- A pure sales driver. This is equivalent to a producer effectively deciding to become a retailer. The manufacturer leans heavily into their ecommerce website or digital storefront and goes all-in on converting prospects right then and there. The focus is on closing the sale and work on cross selling other products. This is a great move for wholesalers (see what is wholesale) looking to expand or with excess wholesale items to sell.
Though, of course, regardless of why a business chooses to open a D2C channel, all of the above strategies are available to them.
DTC Food 🦀
Making the jump from food company to a direct to consumer food company isn’t all that difficult. Not when you partner with an established food tech company that provides an online marketplace or digital storefront. A subscription box business is a great choice for this, so you can invest in a slew of profitable subscription box ideas. Just make sure to invest in custom subscription boxes for the best return.
You’ll get the benefit of search result visibility that only an established, optimized site can provide. And you’ll get a streamlined ordering and payment process.
Check out BlueCart Digital Storefront if you’re a food and beverage business thinking about making the DTC leap.

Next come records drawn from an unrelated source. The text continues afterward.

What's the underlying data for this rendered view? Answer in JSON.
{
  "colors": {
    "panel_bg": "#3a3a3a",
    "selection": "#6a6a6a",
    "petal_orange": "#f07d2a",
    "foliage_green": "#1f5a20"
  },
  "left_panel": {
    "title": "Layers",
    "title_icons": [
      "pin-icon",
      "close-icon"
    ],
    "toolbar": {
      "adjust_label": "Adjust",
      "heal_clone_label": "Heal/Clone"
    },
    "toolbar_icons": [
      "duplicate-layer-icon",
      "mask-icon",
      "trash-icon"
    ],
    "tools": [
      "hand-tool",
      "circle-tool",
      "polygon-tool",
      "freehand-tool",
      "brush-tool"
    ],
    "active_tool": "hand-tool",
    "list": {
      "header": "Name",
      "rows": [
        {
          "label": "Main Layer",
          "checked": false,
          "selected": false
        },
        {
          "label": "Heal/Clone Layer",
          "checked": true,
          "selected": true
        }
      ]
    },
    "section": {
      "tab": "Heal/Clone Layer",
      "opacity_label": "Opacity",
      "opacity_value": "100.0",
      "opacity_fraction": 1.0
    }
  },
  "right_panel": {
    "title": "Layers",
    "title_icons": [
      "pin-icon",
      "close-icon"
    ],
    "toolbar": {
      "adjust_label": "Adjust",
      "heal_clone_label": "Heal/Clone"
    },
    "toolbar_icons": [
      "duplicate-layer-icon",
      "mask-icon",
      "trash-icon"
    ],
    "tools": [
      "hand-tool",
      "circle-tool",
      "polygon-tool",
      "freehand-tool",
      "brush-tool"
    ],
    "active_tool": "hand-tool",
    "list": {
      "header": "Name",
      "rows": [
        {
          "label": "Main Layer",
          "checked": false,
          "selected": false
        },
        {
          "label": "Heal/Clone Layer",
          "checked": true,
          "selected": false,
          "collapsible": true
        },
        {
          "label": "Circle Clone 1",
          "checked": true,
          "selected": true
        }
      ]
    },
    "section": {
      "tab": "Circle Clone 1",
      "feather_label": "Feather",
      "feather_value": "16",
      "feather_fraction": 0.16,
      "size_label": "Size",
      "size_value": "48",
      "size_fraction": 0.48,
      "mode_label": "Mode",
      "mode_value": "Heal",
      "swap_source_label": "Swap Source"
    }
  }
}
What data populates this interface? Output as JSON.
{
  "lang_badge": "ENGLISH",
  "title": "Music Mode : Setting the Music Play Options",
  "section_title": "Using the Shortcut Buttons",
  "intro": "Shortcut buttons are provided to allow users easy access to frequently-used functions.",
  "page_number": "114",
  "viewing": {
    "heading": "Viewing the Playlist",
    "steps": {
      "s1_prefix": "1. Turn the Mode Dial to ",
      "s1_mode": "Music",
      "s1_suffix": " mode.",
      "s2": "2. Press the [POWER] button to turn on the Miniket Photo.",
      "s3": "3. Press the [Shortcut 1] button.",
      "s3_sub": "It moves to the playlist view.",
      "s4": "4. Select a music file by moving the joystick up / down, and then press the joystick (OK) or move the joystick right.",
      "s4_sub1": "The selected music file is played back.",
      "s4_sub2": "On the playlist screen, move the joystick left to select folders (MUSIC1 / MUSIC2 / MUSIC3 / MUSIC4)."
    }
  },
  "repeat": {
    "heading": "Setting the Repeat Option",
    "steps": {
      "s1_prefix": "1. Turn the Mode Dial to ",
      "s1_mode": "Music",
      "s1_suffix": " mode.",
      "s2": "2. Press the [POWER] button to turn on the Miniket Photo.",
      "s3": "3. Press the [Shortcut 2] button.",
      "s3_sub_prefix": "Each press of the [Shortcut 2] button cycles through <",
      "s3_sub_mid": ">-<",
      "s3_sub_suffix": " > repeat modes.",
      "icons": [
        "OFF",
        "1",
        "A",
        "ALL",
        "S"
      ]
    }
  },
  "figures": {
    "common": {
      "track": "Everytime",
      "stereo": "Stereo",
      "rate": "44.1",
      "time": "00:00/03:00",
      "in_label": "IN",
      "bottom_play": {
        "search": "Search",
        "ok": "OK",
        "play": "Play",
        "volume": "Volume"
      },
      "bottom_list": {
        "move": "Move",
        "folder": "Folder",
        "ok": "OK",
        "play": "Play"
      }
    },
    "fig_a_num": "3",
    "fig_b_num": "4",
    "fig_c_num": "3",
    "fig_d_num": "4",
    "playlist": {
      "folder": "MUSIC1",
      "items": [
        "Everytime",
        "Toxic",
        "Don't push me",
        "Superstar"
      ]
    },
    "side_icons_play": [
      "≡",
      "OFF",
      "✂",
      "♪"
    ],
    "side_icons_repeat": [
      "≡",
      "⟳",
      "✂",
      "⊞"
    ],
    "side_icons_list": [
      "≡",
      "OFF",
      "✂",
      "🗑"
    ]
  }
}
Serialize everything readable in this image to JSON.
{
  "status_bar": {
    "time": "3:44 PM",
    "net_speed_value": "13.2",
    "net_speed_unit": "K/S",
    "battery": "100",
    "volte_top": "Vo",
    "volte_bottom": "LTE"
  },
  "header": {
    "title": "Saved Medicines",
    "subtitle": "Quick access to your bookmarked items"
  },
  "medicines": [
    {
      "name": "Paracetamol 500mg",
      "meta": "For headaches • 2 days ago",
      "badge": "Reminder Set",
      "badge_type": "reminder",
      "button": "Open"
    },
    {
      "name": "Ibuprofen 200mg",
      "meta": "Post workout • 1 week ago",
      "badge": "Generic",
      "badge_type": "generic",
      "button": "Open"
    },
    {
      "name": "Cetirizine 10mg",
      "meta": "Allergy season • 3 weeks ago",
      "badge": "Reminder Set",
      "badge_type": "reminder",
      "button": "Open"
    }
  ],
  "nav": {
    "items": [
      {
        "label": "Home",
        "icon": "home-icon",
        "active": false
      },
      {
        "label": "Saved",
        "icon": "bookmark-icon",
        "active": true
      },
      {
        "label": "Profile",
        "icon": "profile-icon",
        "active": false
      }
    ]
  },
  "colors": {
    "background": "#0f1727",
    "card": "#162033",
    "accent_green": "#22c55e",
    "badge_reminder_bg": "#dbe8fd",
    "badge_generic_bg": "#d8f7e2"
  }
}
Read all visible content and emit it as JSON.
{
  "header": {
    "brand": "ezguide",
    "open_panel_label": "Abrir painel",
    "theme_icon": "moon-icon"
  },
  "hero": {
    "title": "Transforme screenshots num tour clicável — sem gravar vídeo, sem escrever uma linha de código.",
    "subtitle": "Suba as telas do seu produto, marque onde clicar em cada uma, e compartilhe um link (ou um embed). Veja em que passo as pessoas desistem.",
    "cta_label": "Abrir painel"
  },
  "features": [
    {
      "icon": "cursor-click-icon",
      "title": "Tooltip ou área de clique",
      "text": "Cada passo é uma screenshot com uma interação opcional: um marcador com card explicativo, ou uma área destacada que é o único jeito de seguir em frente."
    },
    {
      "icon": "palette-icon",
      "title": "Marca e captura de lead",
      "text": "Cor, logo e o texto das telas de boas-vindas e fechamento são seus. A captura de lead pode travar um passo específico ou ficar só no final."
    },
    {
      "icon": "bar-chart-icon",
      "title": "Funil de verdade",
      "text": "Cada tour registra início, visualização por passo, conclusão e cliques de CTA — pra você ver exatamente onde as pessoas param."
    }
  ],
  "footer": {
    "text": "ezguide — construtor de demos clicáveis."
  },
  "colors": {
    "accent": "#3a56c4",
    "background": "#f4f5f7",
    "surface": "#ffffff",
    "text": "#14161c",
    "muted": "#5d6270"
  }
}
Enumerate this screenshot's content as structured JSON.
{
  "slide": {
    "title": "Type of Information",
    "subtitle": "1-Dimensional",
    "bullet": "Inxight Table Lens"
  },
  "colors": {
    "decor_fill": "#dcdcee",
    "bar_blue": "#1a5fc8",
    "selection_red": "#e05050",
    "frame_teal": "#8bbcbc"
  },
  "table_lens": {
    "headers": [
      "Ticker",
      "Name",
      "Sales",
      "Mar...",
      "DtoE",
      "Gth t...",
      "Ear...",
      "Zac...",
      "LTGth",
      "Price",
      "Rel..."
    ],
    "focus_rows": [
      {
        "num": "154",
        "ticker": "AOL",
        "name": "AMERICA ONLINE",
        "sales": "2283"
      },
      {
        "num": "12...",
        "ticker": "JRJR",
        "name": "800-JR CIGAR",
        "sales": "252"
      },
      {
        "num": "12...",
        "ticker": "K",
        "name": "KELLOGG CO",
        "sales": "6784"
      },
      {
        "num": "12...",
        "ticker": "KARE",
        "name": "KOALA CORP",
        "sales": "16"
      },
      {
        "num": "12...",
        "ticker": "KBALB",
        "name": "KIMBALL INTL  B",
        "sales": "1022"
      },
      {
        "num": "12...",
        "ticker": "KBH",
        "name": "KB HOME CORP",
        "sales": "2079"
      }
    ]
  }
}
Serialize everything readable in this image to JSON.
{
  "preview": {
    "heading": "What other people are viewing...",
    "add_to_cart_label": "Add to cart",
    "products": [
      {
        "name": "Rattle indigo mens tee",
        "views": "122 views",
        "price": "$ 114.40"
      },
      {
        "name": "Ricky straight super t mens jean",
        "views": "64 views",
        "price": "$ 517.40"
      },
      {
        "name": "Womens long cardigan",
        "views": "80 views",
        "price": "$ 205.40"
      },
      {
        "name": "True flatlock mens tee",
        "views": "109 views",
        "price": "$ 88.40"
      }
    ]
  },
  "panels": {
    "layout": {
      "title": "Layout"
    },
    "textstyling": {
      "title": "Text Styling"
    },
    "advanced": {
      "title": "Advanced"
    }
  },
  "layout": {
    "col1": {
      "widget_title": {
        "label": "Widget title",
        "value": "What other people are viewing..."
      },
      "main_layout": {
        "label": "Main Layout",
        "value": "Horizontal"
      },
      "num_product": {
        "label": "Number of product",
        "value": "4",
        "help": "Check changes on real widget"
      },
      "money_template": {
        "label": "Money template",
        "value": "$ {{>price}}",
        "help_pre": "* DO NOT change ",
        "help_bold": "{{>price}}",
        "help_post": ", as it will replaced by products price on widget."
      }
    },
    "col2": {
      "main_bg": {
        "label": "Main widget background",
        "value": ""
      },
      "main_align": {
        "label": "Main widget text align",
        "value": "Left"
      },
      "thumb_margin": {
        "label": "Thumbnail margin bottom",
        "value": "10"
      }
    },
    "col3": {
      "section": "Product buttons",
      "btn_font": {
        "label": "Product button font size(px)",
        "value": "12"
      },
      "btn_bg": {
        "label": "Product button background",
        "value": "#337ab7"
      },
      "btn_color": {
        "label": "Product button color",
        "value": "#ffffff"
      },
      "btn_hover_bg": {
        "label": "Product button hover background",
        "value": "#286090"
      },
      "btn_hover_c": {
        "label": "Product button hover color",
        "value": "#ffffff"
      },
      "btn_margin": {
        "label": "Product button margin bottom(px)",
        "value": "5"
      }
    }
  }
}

You’ll be happy you did and can still keep selling wholesale all in one platfrom.